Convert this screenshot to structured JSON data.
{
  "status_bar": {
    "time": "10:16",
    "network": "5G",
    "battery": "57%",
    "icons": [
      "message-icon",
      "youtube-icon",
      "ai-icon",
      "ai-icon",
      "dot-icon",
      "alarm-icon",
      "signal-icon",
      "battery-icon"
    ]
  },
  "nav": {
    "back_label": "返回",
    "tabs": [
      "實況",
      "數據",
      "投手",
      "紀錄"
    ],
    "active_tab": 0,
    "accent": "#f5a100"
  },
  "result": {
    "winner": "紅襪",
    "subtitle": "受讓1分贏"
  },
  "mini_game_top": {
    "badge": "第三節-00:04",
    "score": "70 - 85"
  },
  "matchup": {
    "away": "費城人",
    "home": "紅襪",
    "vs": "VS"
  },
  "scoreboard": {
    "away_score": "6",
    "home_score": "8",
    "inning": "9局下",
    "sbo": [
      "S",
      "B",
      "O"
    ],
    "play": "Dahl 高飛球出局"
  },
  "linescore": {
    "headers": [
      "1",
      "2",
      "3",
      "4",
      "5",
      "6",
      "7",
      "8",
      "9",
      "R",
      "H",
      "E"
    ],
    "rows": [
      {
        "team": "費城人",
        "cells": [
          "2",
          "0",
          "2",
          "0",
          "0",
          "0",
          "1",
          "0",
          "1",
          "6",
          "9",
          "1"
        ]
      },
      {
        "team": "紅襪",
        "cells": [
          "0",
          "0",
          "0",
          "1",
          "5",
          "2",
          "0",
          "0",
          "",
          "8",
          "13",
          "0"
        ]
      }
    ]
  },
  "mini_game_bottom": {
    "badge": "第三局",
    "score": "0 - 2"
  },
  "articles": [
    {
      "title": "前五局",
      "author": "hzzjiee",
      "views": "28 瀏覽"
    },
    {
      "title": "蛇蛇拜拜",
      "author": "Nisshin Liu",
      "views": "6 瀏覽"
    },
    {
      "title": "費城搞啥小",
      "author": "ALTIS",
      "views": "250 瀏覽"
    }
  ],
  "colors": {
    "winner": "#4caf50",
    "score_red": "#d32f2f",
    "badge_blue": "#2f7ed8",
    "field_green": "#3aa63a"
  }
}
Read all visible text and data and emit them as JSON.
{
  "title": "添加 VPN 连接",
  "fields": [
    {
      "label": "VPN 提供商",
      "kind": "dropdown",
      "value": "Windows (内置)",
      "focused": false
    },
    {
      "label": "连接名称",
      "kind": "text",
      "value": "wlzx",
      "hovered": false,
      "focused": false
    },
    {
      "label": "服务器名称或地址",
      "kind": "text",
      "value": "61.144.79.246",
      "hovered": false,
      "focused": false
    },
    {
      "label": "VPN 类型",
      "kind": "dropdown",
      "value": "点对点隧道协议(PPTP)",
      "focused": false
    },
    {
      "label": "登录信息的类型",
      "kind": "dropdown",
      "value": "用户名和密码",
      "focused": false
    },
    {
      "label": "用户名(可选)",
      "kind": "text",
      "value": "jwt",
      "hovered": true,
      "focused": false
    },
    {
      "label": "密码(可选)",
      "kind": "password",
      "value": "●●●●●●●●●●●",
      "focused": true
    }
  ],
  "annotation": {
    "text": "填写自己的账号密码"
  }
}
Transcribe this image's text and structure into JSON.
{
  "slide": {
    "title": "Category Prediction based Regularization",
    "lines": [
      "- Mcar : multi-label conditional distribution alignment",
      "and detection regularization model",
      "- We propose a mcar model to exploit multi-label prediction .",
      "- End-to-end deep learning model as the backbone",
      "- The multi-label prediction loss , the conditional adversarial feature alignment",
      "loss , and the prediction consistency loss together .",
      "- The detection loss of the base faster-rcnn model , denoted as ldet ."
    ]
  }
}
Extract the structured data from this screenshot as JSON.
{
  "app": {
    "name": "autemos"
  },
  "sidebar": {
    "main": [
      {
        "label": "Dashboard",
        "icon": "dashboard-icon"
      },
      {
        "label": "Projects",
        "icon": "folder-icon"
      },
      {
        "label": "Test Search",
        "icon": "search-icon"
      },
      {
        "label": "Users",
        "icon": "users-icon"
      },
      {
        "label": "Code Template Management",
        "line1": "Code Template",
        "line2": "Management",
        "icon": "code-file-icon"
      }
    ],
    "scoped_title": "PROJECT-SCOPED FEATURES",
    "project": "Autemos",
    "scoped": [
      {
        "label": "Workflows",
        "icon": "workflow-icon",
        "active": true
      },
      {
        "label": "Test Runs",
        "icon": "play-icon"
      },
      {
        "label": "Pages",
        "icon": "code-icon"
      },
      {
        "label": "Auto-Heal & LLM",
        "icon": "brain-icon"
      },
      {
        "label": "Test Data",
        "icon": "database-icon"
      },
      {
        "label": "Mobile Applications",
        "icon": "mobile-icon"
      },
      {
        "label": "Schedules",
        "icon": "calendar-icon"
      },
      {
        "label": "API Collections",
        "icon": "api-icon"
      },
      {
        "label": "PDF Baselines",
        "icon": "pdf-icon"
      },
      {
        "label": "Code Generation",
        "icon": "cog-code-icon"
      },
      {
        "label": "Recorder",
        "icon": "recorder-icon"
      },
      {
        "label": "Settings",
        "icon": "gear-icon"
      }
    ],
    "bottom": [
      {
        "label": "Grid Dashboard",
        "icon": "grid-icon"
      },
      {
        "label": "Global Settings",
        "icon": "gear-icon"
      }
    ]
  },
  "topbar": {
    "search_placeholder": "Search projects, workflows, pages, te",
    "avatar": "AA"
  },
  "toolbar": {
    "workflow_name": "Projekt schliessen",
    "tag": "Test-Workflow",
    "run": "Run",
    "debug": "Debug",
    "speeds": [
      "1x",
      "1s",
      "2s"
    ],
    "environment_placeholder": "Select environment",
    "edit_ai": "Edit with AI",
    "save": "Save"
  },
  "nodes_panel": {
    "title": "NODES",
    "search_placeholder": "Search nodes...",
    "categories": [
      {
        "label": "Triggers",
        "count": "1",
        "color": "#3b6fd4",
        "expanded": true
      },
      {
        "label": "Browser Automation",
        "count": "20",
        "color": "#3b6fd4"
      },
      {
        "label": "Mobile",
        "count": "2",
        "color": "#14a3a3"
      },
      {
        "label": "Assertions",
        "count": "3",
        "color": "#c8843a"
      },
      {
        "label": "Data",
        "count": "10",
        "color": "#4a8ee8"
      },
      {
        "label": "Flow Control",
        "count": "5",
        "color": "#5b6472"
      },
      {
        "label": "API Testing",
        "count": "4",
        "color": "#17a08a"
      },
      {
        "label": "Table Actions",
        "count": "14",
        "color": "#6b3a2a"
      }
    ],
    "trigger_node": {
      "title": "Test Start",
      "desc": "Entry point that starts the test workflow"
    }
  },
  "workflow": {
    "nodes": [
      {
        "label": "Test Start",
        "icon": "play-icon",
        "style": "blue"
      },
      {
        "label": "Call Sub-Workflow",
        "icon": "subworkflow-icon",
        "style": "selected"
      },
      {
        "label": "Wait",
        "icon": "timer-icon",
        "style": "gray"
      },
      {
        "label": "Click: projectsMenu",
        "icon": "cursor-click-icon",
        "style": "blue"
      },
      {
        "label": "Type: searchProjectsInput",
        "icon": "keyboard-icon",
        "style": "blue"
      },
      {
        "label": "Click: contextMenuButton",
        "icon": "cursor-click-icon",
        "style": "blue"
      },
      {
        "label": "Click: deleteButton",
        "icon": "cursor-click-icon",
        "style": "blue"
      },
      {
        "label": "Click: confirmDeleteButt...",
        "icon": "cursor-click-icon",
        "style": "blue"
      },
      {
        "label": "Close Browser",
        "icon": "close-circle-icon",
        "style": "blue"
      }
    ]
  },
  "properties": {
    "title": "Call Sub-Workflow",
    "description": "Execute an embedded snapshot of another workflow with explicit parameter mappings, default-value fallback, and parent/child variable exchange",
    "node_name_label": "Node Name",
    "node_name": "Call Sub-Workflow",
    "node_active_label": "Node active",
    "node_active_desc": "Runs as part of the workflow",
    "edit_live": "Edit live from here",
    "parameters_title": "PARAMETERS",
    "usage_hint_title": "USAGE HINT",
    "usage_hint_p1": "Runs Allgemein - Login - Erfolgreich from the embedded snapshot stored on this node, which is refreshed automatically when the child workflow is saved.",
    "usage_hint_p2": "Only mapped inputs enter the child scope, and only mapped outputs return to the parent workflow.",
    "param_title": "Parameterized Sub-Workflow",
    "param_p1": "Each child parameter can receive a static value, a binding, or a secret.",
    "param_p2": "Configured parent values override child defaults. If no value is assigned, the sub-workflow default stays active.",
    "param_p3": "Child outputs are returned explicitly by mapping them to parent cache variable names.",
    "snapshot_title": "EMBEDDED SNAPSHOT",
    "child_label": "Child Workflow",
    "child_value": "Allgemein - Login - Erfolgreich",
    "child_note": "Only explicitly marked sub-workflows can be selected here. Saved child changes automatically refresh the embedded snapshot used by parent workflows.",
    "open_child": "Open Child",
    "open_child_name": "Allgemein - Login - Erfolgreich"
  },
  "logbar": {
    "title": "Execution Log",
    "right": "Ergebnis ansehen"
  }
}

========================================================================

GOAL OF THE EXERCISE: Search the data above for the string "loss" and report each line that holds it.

OUTPUT:
      "- The multi-label prediction loss , the conditional adversarial feature alignment",
      "loss , and the prediction consistency loss together .",
      "- The detection loss of the base faster-rcnn model , denoted as ldet ."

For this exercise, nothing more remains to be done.